The Trump administration is proposing a new regulation that would require all travelers leaving or entering the U.S. to be photographed, citing safety concerns.
The proposal, which is set to be issued in July by the Department of Homeland Security (DHS), aims to use face scans to track travelers — including U.S. citizens — as they come and go in the U.S., Reuters reports.
In its regulatory agenda, the Trump administration says the facial scan will address fraudulent U.S. travel documents and help officials identify criminals and suspected terrorists.
The administration also reportedly plans to issue a separate fast-track regulation that would allow the initiative to move past pilot status, according to Reuters.
After the government proposes a regulation, the public usually has between 30 and 60 days to comment on it before the federal agency behind it reviews and responds.

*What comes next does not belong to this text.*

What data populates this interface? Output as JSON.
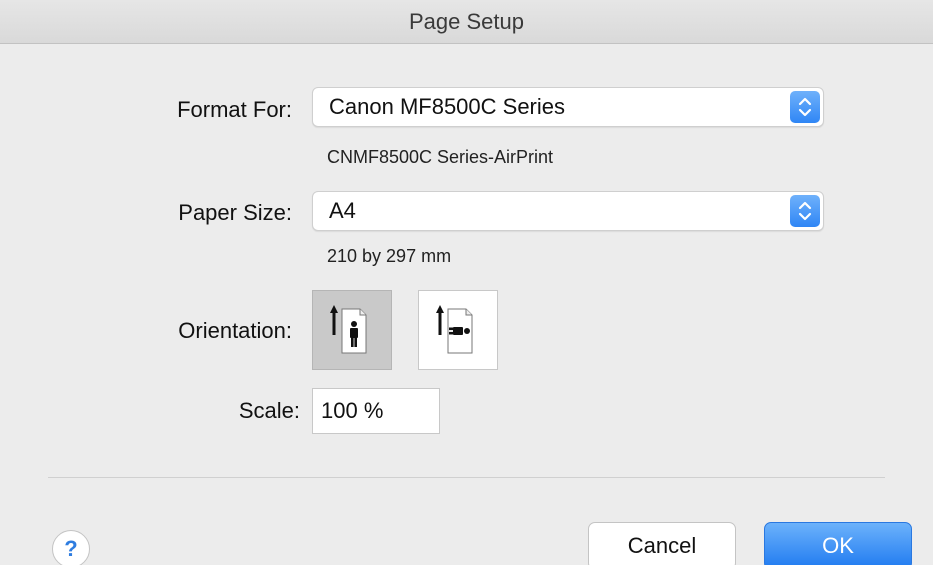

Within DHS, U.S. Customs and Border Protection (CBP) has experimented with collecting travelers’ photographs and fingerprints as a means of boosting security, but an internal audit of the program found technical and operational issues, the outlet notes.
CBP said in June that it had processed more than 19 million travelers using facial recognition technology in airports and at borders but had only identified a little more than 100 “imposters” whose identities didn’t match their ID documents.
House Democrats have raised concerns about the program, accusing CBP of pursuing the measure with inadequate regard to privacy and legal guidelines.